If you look at the roots of all financial crises, you can see one central cause - property. Of recent memory from the East Asian crisis of 1997, to the subprime one a decade later. In the United States, over 90% of net wealth is in the form of real estate, so its use and management is important to all businesses and services. Indeed, the 19th Century writer and politician Henry George proposed there should only be one form of tax, and that is on land. More visibly, in an area of digital trading, wider international financial firms continue to crowd into the world’s leading cities, and while they still remain patrons of global signature architecture. Well, changes in the value of property is a crucial part of their balance sheet, whether it’s bought and sold, leased, or rented, and it’s important for them, these firms to put their personal mark on the city scape.
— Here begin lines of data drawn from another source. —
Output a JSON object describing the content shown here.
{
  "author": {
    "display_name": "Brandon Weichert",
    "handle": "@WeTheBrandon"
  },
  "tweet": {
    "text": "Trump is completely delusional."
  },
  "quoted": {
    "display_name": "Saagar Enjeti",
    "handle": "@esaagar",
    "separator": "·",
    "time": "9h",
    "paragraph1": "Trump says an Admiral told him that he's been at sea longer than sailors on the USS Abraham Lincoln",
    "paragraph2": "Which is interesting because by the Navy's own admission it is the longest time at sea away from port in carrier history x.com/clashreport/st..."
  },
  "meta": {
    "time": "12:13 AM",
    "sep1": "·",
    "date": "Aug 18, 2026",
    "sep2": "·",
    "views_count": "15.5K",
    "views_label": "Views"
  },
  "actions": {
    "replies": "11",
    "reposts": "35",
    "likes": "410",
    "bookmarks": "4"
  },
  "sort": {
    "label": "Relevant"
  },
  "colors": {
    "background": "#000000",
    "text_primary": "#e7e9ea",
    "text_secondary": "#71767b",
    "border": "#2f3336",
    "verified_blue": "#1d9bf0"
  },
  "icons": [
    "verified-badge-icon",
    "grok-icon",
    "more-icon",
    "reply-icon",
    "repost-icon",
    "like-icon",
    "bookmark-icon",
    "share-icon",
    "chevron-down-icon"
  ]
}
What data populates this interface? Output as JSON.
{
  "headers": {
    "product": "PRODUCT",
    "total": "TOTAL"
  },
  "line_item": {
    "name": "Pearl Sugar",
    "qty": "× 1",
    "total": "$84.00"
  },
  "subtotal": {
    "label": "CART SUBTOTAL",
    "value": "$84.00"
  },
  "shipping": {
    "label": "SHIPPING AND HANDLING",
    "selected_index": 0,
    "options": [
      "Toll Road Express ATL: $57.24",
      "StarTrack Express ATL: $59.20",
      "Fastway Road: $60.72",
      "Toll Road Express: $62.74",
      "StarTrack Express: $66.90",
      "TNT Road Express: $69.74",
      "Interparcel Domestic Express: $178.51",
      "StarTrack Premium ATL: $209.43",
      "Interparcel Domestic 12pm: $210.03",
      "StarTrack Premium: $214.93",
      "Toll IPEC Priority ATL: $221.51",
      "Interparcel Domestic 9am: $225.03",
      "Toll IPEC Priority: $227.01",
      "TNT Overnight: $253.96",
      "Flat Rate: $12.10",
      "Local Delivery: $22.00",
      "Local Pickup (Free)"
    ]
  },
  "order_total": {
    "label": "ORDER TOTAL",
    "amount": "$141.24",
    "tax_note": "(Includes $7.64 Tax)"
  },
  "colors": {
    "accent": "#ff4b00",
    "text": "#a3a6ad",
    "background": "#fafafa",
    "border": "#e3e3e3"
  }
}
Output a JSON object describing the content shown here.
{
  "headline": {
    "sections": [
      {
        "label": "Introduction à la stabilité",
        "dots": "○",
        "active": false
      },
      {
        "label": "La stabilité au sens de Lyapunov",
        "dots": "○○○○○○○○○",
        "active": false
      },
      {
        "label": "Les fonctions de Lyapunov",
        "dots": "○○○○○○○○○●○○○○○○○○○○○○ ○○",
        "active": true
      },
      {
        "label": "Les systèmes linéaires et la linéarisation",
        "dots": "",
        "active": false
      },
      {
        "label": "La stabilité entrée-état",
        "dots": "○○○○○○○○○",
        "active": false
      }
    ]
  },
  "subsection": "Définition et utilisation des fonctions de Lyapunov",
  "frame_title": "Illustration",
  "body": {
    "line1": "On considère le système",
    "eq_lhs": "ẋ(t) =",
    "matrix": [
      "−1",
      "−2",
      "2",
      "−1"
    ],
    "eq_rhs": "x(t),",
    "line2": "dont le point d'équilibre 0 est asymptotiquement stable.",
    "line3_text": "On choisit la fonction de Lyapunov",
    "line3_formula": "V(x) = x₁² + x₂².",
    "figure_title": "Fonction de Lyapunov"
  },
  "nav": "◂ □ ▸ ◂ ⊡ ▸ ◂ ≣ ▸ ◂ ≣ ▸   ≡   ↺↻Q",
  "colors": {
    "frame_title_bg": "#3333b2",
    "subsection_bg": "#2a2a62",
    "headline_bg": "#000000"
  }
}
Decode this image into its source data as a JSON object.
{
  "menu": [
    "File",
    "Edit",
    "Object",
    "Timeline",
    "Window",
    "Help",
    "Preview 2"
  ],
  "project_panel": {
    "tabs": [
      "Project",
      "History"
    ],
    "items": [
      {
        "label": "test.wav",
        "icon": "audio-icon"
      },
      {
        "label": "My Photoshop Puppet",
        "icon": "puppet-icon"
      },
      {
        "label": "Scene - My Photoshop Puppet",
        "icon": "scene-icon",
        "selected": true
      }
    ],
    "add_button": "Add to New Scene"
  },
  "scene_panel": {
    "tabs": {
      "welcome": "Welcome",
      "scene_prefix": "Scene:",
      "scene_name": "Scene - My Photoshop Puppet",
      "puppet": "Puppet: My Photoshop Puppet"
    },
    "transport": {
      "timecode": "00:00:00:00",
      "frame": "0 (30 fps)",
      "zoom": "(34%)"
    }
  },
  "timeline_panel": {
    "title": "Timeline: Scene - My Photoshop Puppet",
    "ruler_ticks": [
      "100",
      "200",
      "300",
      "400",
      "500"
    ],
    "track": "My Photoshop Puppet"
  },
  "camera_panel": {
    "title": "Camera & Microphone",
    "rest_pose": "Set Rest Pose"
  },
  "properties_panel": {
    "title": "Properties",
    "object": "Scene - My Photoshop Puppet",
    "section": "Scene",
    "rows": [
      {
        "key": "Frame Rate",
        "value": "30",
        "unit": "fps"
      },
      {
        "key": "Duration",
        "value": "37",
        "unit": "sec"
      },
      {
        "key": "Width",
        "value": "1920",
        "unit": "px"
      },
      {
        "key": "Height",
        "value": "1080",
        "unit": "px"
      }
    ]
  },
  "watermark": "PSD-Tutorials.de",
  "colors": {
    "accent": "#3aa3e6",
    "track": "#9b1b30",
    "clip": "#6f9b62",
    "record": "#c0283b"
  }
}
The French anarchist Proudhon stated that property is theft, but without property rights, a market economy would flounder and its agents would be stealing from themselves if they didn’t recognise its global utility.
That’s my view; you can join the debate with the Open University.